Exercise ▸ Give back only one number: how many lines in the data below contain the word "What".

*****

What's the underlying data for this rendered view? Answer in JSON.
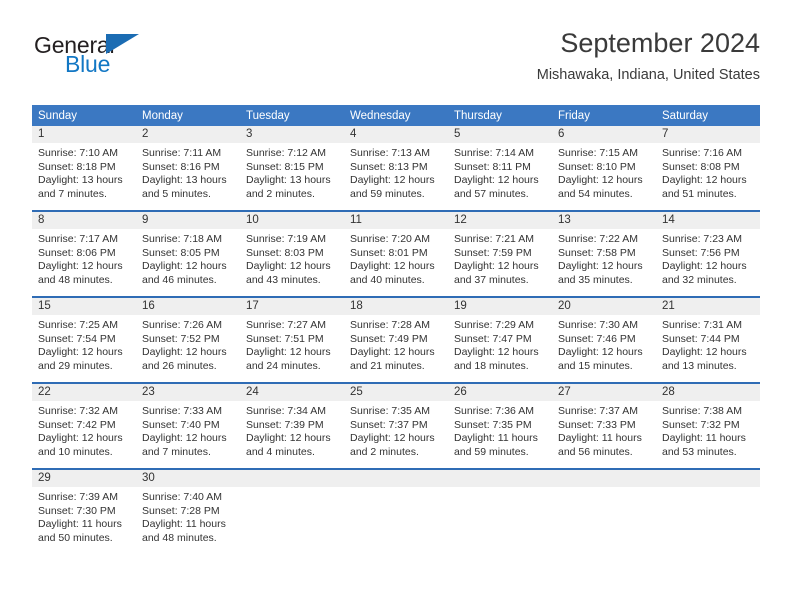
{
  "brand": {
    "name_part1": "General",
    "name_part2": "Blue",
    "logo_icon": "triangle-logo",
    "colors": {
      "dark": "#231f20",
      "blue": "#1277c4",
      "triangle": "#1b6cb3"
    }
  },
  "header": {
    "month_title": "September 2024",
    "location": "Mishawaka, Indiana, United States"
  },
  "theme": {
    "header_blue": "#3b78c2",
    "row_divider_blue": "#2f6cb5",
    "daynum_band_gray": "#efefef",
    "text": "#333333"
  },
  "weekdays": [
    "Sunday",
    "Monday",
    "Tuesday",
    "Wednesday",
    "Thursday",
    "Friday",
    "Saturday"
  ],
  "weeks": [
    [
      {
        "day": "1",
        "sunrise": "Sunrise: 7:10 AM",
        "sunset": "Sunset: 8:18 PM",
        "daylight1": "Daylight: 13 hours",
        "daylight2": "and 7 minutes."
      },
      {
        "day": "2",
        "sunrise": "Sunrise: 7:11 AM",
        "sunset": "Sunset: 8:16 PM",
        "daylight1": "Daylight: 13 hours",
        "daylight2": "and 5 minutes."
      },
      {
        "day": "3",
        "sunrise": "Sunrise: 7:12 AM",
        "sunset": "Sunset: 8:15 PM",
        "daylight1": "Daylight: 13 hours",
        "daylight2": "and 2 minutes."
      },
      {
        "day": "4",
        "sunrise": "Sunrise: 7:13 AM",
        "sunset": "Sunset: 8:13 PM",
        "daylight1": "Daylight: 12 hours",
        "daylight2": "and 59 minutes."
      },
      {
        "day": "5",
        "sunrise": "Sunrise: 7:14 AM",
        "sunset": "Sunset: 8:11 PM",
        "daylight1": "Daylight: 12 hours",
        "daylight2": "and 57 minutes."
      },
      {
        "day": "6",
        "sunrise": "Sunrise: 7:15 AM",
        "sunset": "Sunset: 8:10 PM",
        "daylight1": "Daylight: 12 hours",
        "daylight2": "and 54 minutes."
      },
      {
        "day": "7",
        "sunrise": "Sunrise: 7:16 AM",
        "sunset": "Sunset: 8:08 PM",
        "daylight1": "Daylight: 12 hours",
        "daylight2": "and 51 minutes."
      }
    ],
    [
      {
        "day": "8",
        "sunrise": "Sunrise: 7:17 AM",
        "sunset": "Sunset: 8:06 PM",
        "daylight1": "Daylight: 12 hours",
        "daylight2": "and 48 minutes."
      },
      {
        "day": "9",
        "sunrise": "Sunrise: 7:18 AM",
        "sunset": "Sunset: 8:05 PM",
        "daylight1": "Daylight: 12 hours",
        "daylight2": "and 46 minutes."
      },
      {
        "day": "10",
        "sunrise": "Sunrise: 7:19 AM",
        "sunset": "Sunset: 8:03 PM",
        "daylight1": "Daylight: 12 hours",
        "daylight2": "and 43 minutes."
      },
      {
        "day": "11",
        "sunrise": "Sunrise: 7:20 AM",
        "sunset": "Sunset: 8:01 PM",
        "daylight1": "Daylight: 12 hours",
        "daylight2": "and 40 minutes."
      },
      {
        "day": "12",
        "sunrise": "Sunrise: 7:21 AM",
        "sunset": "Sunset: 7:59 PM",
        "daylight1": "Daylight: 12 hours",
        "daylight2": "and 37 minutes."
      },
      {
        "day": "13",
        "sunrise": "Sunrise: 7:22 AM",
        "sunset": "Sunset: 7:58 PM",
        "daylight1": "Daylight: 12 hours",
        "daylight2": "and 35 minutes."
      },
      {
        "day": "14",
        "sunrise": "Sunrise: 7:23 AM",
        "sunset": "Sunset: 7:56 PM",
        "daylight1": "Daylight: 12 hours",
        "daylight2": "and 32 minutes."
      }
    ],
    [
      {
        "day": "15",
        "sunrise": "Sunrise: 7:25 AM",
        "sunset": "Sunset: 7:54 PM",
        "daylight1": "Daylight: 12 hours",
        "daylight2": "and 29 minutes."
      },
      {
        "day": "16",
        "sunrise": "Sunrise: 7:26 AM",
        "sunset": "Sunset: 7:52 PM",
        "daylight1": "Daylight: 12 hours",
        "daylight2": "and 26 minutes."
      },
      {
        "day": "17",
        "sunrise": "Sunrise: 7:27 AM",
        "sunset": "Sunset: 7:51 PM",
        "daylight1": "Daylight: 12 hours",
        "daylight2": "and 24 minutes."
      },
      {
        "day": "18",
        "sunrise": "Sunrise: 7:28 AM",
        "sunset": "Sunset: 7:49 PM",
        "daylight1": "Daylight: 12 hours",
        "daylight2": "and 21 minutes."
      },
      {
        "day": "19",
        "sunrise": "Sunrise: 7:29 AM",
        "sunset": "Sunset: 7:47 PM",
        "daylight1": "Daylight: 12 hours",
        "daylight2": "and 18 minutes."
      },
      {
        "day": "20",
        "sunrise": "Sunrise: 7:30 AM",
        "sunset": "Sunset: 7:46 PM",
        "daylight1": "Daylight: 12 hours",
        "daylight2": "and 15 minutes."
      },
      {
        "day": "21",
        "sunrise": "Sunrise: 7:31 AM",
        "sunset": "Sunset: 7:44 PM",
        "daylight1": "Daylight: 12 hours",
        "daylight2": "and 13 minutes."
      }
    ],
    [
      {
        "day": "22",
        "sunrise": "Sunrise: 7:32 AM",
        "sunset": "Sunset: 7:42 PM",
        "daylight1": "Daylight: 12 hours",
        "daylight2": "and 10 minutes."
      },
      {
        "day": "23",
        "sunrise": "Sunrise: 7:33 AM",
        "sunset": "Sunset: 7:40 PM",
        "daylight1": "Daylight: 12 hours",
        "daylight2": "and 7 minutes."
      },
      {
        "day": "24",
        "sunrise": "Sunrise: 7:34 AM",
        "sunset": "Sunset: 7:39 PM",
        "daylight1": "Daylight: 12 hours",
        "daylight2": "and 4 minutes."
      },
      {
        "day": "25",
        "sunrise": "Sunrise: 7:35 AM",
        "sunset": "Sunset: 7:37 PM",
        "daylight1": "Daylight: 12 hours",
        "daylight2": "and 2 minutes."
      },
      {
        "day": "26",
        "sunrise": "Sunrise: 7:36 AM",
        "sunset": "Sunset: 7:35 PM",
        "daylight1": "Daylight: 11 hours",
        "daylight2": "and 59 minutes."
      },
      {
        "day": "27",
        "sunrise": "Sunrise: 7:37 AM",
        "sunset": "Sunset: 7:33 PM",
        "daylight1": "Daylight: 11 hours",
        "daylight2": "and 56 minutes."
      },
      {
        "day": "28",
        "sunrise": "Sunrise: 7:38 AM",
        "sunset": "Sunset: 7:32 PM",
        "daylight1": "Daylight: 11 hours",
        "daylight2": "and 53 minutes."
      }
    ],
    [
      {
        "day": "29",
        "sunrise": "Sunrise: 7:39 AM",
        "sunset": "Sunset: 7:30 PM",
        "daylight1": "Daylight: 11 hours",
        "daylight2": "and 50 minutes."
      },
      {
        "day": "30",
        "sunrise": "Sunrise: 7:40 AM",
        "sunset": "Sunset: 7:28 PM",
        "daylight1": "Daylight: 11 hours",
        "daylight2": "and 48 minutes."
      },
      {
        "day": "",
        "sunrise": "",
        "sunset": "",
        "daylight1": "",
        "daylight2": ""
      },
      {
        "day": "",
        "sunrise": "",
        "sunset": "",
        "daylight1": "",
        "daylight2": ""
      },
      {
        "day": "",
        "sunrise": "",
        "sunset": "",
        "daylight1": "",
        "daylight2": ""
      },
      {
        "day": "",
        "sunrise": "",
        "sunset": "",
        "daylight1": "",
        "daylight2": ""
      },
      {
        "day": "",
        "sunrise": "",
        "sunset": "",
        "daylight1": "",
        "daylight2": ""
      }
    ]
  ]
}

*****

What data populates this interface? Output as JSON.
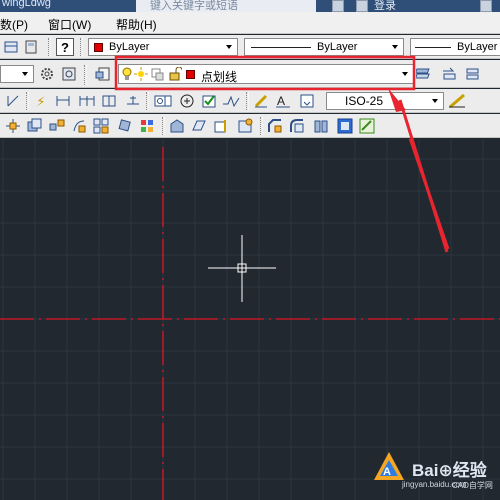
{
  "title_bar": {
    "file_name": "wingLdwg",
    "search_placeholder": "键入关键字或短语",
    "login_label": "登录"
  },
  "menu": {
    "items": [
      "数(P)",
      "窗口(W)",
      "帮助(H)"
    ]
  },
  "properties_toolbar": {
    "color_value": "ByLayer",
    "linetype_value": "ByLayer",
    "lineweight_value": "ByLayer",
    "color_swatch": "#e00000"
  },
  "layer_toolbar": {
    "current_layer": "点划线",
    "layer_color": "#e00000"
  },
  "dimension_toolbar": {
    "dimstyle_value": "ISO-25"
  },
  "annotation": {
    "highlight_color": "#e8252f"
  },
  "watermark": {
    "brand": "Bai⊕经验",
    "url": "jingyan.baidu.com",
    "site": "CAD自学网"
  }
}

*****

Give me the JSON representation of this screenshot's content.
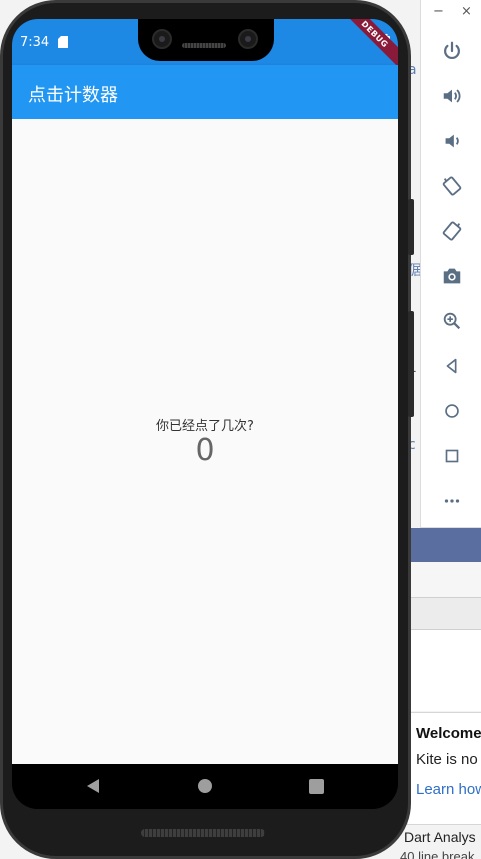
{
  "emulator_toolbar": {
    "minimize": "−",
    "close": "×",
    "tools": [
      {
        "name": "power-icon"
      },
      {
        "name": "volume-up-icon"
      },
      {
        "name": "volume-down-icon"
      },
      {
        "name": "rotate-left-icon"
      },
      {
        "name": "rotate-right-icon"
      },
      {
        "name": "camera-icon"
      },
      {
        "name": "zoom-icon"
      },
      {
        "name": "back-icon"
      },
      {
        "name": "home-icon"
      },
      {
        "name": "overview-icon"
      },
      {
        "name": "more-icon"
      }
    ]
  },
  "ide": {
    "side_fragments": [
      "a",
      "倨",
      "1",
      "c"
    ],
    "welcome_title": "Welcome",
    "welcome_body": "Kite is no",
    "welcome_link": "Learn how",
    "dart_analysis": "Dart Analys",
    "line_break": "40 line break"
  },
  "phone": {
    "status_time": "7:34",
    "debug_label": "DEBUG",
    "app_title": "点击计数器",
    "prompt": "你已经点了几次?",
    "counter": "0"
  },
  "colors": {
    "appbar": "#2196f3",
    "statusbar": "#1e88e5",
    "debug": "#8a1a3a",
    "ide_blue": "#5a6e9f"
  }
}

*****

Task result ▸ 2